|Philosopher Georg Hegel quotes “We learn from history that we do not learn from history”. It seems largely true in social science, but fortunately it is largely untrue when it comes to engineering. We learn from the history.|
The current MBR technology with immersed (or submerged) membranes is an outcome of numerous trial-and-errors that had undergone during the last two decades. Many misunderstandings, under- and overestimations, and misguidance have been corrected. Following are some of the most prominent ones.
- As membranes were considered compatible with non-biological debris, the necessities of fine screens to remove debris were often underestimated in early days. The clogging/ragging of membranes by fibrous materials, especially for hollow fiber modules, is detrimental for the entire MBR process. The debris stuck in hollow fiber bundles can only be hand picked while mechanical surface scouring after taking all membrane panels from the frame is often an only method in flat sheet membranes. Some relevant pictures are provided here. This issue has been largely solved when mechanical screens with 2-3 mm pore size or less was introduced. However, this problem is still commonly experienced due to the improper screens or glitches in installation (Stefanski, 2011).
- Focusing on reducing plant footprint, aeration basins were often designed at too high MLSS such as 20 g/L or even 30 g/L. The high MLSS not only can hamper membrane scouring by slowing down upflow, but also can increase biopolymer concentrations by hampering oxygen transfer. In addition, the slow mass transfer in and out of the membrane bundle can cause hollow fiber clogging. As a consequence, excessive membrane fouling was commonly experienced in the plant designed for high MLSS. The design MLSS has decreased significantly since late 1990’s. Now the optimum MLSS in aeration basin is considered 8-12 g/L while some MBR are designed at even lower MLSS at 6 g/L.

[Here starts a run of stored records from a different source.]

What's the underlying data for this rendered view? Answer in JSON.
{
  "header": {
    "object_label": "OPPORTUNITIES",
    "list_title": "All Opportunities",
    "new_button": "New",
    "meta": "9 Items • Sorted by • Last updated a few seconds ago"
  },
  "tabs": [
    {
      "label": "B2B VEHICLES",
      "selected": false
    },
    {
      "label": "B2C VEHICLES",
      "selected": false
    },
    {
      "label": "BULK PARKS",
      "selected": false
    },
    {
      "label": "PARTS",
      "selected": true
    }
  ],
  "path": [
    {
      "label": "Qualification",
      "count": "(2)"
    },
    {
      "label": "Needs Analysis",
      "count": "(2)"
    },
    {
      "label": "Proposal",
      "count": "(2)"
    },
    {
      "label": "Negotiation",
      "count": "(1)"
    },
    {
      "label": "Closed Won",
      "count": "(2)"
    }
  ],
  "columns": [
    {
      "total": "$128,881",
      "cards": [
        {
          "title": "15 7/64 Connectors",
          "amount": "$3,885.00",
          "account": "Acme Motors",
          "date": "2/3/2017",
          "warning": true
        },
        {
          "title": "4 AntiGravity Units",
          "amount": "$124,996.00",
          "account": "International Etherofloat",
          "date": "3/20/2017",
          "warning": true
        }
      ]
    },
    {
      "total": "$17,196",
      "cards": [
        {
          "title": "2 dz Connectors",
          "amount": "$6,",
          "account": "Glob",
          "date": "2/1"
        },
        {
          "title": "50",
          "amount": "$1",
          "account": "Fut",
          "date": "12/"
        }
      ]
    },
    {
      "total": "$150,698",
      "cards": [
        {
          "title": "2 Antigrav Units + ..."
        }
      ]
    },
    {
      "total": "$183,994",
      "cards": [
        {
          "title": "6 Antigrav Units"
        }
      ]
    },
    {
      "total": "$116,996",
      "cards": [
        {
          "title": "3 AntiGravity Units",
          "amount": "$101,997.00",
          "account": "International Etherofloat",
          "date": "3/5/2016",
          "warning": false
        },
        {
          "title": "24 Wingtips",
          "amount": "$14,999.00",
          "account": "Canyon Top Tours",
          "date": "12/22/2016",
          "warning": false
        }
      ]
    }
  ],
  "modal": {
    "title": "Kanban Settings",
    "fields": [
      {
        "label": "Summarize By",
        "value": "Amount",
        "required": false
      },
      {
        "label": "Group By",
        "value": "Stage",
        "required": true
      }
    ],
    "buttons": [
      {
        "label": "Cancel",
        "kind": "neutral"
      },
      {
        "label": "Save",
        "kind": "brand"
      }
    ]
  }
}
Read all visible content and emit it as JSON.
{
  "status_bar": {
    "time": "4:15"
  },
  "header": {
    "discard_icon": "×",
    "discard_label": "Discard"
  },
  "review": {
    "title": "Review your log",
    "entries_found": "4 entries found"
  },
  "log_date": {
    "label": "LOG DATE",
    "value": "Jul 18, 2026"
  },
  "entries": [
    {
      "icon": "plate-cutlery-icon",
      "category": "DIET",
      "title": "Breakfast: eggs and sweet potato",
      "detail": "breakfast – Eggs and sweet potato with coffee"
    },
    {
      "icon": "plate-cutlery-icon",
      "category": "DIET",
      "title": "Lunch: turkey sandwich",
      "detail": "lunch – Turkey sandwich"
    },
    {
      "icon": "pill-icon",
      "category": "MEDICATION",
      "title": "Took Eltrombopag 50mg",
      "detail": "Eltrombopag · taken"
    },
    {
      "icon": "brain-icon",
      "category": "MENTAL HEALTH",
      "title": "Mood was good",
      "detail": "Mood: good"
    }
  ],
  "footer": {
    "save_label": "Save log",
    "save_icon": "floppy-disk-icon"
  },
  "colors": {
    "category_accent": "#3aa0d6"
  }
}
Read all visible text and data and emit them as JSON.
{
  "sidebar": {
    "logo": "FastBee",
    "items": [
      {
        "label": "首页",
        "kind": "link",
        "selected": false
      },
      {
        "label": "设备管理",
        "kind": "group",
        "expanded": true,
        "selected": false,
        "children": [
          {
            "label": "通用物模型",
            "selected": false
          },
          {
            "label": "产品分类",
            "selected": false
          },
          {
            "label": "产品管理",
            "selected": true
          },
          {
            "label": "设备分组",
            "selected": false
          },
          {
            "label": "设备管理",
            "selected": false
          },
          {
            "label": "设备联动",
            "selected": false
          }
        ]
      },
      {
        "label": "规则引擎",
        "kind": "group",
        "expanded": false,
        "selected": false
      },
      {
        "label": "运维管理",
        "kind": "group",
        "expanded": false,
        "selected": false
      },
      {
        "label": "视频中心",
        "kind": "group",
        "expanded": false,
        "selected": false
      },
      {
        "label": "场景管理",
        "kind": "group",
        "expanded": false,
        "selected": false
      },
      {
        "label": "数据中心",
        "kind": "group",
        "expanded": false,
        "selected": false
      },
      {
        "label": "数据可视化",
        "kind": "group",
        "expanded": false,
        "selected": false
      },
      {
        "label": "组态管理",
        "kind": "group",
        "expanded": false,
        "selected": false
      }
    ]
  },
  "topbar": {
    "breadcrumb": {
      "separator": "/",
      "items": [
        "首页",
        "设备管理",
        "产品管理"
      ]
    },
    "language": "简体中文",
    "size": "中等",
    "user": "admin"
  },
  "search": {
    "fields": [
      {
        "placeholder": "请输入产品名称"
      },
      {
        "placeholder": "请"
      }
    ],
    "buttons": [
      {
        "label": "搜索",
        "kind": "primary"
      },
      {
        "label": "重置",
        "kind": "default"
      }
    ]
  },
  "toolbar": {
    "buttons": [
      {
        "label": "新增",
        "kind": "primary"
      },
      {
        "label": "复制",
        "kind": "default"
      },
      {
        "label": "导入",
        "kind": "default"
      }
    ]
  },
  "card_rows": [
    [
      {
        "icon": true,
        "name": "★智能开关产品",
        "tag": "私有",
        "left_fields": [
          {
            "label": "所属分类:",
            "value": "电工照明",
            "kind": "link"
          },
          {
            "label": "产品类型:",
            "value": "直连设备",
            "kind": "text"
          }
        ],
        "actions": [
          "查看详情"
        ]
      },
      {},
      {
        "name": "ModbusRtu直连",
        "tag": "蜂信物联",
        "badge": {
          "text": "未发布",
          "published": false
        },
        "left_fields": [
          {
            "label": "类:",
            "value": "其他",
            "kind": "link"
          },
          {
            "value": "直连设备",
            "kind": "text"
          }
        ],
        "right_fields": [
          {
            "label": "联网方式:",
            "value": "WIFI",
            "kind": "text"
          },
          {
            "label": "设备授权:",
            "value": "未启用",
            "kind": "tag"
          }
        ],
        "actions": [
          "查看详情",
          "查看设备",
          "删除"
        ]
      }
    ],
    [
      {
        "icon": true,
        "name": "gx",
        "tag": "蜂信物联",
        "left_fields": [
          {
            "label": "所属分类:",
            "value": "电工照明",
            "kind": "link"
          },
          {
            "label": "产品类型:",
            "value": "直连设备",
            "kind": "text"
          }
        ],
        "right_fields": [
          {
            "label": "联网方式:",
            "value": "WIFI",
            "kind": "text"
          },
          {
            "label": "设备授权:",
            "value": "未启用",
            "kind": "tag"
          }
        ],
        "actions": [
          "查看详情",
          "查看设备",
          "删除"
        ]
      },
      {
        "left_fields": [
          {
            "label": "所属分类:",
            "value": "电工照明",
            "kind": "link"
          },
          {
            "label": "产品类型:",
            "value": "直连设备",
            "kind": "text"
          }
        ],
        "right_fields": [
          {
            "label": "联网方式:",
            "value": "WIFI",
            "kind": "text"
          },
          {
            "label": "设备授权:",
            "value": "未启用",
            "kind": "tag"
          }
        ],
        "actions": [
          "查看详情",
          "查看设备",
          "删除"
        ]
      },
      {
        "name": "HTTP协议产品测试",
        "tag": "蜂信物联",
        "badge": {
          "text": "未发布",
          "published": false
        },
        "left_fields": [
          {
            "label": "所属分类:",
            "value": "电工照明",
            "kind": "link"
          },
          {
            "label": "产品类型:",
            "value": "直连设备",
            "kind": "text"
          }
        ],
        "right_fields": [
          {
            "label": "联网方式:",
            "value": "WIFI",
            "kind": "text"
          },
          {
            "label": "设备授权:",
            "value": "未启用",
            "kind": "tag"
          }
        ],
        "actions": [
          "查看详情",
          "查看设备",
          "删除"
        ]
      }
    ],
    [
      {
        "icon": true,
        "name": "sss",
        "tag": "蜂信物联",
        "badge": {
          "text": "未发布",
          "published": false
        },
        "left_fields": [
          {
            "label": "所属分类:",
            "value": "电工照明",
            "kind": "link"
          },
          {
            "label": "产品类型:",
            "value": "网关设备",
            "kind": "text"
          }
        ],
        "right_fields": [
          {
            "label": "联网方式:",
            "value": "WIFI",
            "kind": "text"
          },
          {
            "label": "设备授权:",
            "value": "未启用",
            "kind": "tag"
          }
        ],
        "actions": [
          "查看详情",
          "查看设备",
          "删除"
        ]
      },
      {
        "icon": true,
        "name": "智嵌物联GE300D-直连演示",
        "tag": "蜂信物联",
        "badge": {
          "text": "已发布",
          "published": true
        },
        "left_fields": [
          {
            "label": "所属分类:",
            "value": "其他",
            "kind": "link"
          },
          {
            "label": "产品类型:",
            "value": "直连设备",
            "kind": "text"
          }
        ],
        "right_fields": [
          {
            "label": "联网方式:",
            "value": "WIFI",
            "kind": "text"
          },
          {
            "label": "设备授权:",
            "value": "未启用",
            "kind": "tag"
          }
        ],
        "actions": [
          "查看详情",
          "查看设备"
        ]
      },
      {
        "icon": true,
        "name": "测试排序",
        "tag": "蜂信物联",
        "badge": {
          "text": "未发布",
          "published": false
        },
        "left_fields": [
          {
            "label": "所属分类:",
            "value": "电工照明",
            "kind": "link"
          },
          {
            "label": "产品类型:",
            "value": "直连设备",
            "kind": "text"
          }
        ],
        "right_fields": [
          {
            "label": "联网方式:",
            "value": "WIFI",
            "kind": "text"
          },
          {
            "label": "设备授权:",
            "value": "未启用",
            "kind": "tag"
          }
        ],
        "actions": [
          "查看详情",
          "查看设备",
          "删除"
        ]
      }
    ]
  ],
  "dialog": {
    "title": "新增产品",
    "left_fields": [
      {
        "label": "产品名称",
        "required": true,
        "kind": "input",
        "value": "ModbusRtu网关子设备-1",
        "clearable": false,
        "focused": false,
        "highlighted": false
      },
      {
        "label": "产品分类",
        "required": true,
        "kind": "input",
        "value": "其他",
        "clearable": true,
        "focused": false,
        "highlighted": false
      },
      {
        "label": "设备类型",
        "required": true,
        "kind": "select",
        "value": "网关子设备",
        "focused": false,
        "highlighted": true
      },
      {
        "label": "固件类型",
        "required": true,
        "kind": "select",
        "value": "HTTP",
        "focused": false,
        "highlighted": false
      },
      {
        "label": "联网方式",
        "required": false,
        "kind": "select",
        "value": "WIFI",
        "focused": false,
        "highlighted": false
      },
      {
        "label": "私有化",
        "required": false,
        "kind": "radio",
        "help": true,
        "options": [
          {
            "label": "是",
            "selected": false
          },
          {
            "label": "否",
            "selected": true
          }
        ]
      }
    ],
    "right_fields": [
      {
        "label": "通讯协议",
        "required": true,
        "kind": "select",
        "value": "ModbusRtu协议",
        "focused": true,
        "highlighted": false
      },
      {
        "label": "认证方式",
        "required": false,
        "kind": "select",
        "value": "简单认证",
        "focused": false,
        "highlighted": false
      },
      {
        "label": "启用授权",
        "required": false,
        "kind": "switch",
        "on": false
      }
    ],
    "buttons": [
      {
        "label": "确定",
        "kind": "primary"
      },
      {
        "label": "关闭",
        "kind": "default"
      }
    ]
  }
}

- MBR was thought to be compatible with high F/M ratio. As membrane rejects solids 100%, solids settling in clarifier became no longer a concern in MBR. As a result, the F/M ratio, which was controlled low in conventional activate sludge (CAS) for a good biosolids settling, was not considered a significant factor in MBR. This misperception was combined with the desire of saving footprint, which resulted in overly compact aeration basins. The resulting high F/M ratio not only caused low oxygen transfer efficiency (OTE), but also increased membrane fouling rates by increasing biopolymer concentrations. Nowadays F/M ratio of MBR is considered 1/3 to 1/2 of the CAS as discussed here.
- MBR was considered tolerable to organic loading shock. In CAS, organic loading rate must be maintained stably as much as possible to obtain good sludge settling. But it was thought to be an obsolete concept for MBR since no clarifier exists. As a result, it was thought reducing or eliminating holding (or equalization) tank was plausible. It is somewhat arguable, but widely varying F/M expedites membrane fouling in many situations. If DO is not maintained high enough during the high organic loading, membrane fouling becomes even more significant.
- Biosolids production (or sludge yield) of MBR had often been claimed much lower than that in conventional activated sludge (CAS) process. This claim was perhaps based on some lab- or pilot-scale experiment performed in the dawn of MBR technology in early 1990’s or earlier, where unrealistically high SRT such as 50-100days was employed. In addition, the commercially motivated desire to highlight the advantage of MBR technology perhaps propelled this half truth. However, field engineers soon realized there was little difference in apparent biosolids production from MBR and CAS by early 2000’s. Although MBR produces slightly less biosolids due to its longer SRT (12-30days for MBR vs 5-10days for CAS), it does not lose biosolids through the effluent. As a result, the apparent excess biosolids productions are not much different and often not distinguishable. Fig. 1 shows the simulation data based on ASM#1 assuming varying degrees of suspended solids loss from CAS, where apparent Yobs are about same in the common SRT ranges of CAS and MBR.
Fig. 1. Comparison of observed sludge yield in CAS and MBR (unpublished data, Yoon 2003)
© Seong Hoon Yoon